= EXTRACTED ENTRIES =
-=-=-

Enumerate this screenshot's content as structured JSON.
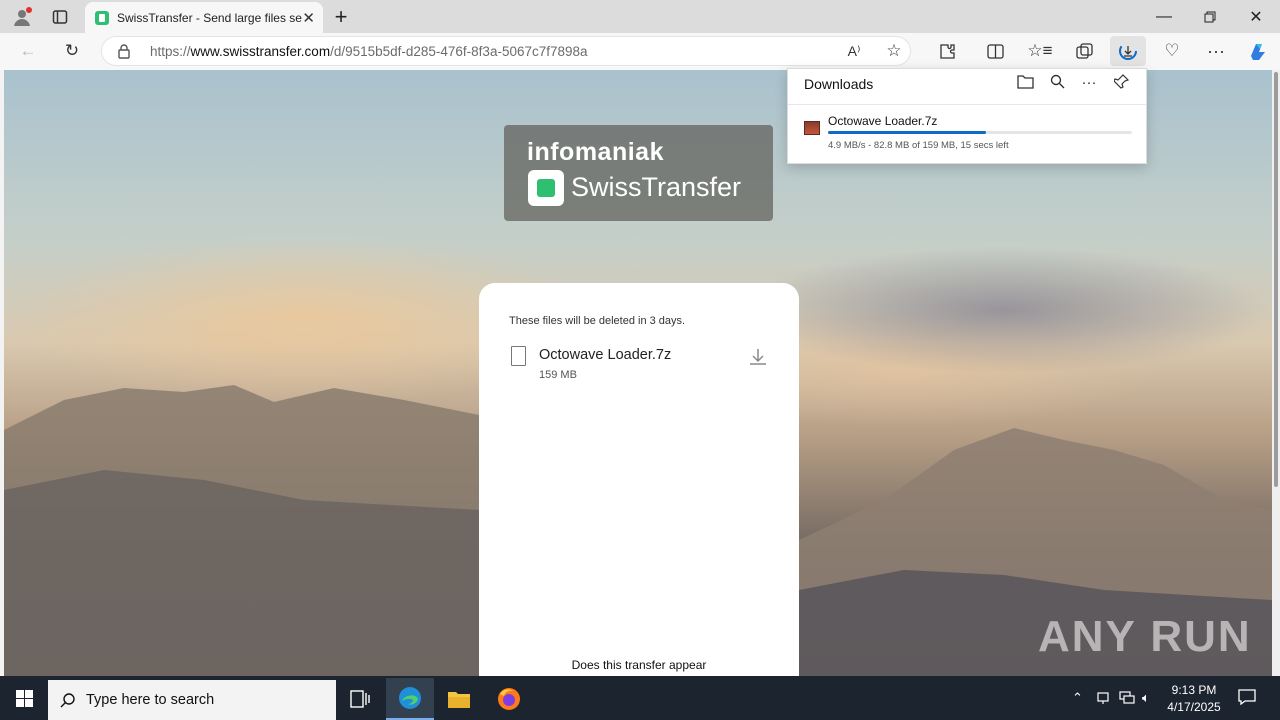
{
  "browser": {
    "tab_title": "SwissTransfer - Send large files se",
    "url_prefix": "https://",
    "url_host": "www.swisstransfer.com",
    "url_path": "/d/9515b5df-d285-476f-8f3a-5067c7f7898a"
  },
  "logo": {
    "brand": "infomaniak",
    "product": "SwissTransfer"
  },
  "transfer_card": {
    "notice": "These files will be deleted in 3 days.",
    "file_name": "Octowave Loader.7z",
    "file_size": "159 MB",
    "bottom_text": "Does this transfer appear"
  },
  "downloads_panel": {
    "title": "Downloads",
    "file_name": "Octowave Loader.7z",
    "status": "4.9 MB/s - 82.8 MB of 159 MB, 15 secs left",
    "progress_fraction": 0.52
  },
  "watermark": "ANY RUN",
  "taskbar": {
    "search_placeholder": "Type here to search",
    "time": "9:13 PM",
    "date": "4/17/2025"
  },
  "colors": {
    "accent": "#0c6bc9",
    "brand_green": "#2fbf71",
    "taskbar": "#1c2430"
  }
}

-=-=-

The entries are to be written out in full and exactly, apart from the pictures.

= EXERCISE SOLUTION =
Enumerate this screenshot's content as structured JSON.
{
  "browser": {
    "tab_title": "SwissTransfer - Send large files se",
    "url_prefix": "https://",
    "url_host": "www.swisstransfer.com",
    "url_path": "/d/9515b5df-d285-476f-8f3a-5067c7f7898a"
  },
  "logo": {
    "brand": "infomaniak",
    "product": "SwissTransfer"
  },
  "transfer_card": {
    "notice": "These files will be deleted in 3 days.",
    "file_name": "Octowave Loader.7z",
    "file_size": "159 MB",
    "bottom_text": "Does this transfer appear"
  },
  "downloads_panel": {
    "title": "Downloads",
    "file_name": "Octowave Loader.7z",
    "status": "4.9 MB/s - 82.8 MB of 159 MB, 15 secs left",
    "progress_fraction": 0.52
  },
  "watermark": "ANY RUN",
  "taskbar": {
    "search_placeholder": "Type here to search",
    "time": "9:13 PM",
    "date": "4/17/2025"
  },
  "colors": {
    "accent": "#0c6bc9",
    "brand_green": "#2fbf71",
    "taskbar": "#1c2430"
  }
}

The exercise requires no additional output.